Employers are increasingly accepting of flexible working practices. Logging on from home has become a norm in many industries and remote working from abroad is now a more realistic option for many.
Enjoying life in a foreign country while working for an employer in the UK is an attractive prospect for many professionals. You can get the best of both worlds, but some key factors are often overlooked. What are these and why should you consider them?
Tax can be complicated if you live in one country and work in another. You and your employer need to be aware of the legalities and regulations to ensure you aren’t breaking any rules. It’s quite easy to do this without realising.
The country in which you register for tax residency is important and usually depends on how long you are staying. For short stays of less than 6 months, you can usually just continue paying UK tax only. For longer stays and permanent residency, you may be liable to pay taxes in the country you are living.
Seek guidance from specialists if you or your employer are unsure of any legalities.
Understanding cultural differences is important if you are to integrate into a different society.
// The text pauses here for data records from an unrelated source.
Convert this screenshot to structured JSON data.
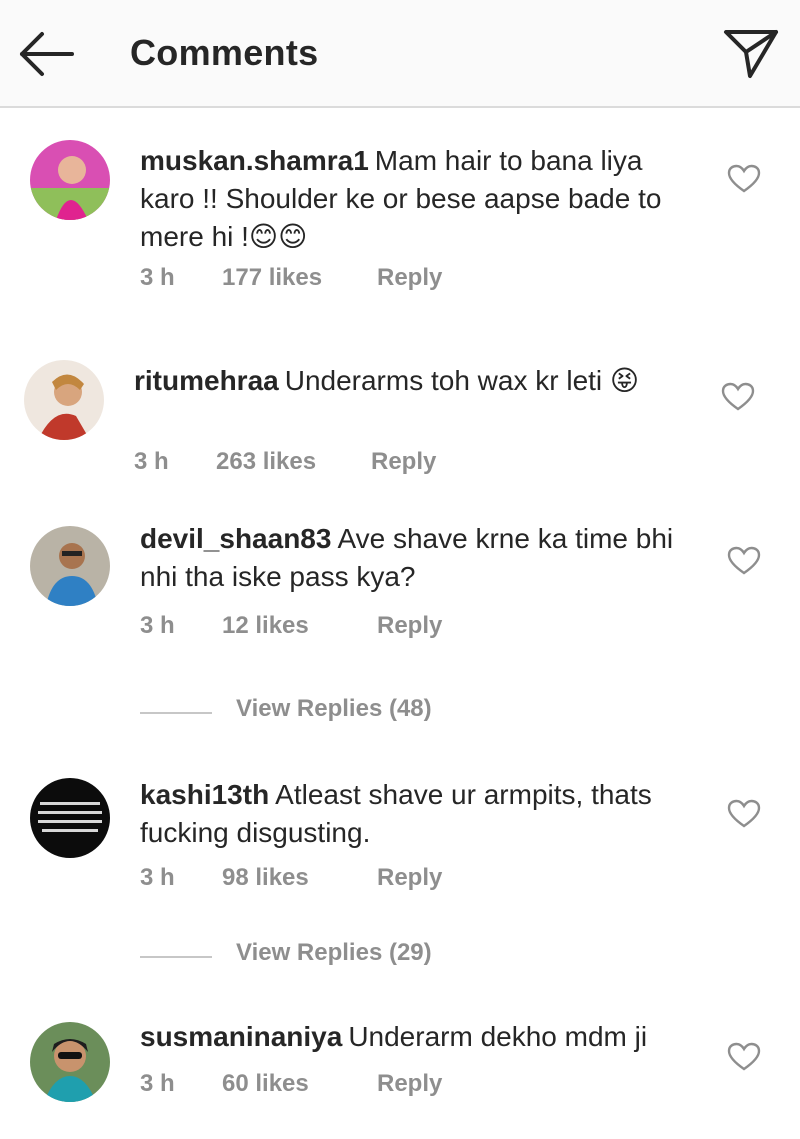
{
  "header": {
    "title": "Comments",
    "back_icon": "arrow-left-icon",
    "send_icon": "paper-plane-icon"
  },
  "comments": [
    {
      "username": "muskan.shamra1",
      "text": "Mam hair to bana liya karo !! Shoulder ke or bese aapse bade to mere hi !😊😊",
      "time": "3 h",
      "likes": "177 likes",
      "reply": "Reply"
    },
    {
      "username": "ritumehraa",
      "text": "Underarms toh wax kr leti 😝",
      "time": "3 h",
      "likes": "263 likes",
      "reply": "Reply"
    },
    {
      "username": "devil_shaan83",
      "text": "Ave shave krne ka time bhi nhi tha iske pass kya?",
      "time": "3 h",
      "likes": "12 likes",
      "reply": "Reply",
      "view_replies": "View Replies (48)"
    },
    {
      "username": "kashi13th",
      "text": "Atleast shave ur armpits, thats fucking disgusting.",
      "time": "3 h",
      "likes": "98 likes",
      "reply": "Reply",
      "view_replies": "View Replies (29)"
    },
    {
      "username": "susmaninaniya",
      "text": "Underarm dekho mdm ji",
      "time": "3 h",
      "likes": "60 likes",
      "reply": "Reply"
    }
  ],
  "colors": {
    "text": "#262626",
    "meta": "#8e8e8e",
    "header_bg": "#fafafa",
    "divider": "#dbdbdb"
  }
}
These can be anything from working patterns to social etiquette.
For example, some regions in Spain close shops and businesses after lunch for a siesta. This is a short rest or nap that helps workers to avoid the hottest parts of the day and recharge for the afternoon. It can take a while to get used to this way of living, but you’ll soon see the benefits as you get into the swing of things.
Visas and Work Permits
Processes pertaining to visas and work permits can differ from country to country. Many places will require you to declare if you intend on working during your stay, whether this is in local employment or as a digital nomad.
This can change the needs of your right-to-work application, so get to grips with the regulations wherever you are staying. Many nations now offer a digital nomad visa which is dedicated to people working abroad.
Health and Safety
You never know when you might require healthcare or emergency treatment, and staying abroad for long periods can make this more complicated. It’s better to be prepared with travel or health insurance because overseas medical fees can be significant.
Do research on the healthcare system in the country you are going to and identify what the process is if you get into an accident. There may be legal implications if you’re injured or you hurt someone else so it’s best to be aware of these things before you set out.
Depending on whether you’re travelling abroad alone or with friends and family, having a support group around you is important should anything go wrong. Keep in contact with loved ones at home and get to know people in the country you are staying. Making connections can also help to make your experience much more authentic and they can provide support or guidance if you need help at any point.
Working from abroad is a very appealing opportunity, but there are many factors you must consider to make it work. Do your research and preparation, and keep your employer in the loop to avoid any complications.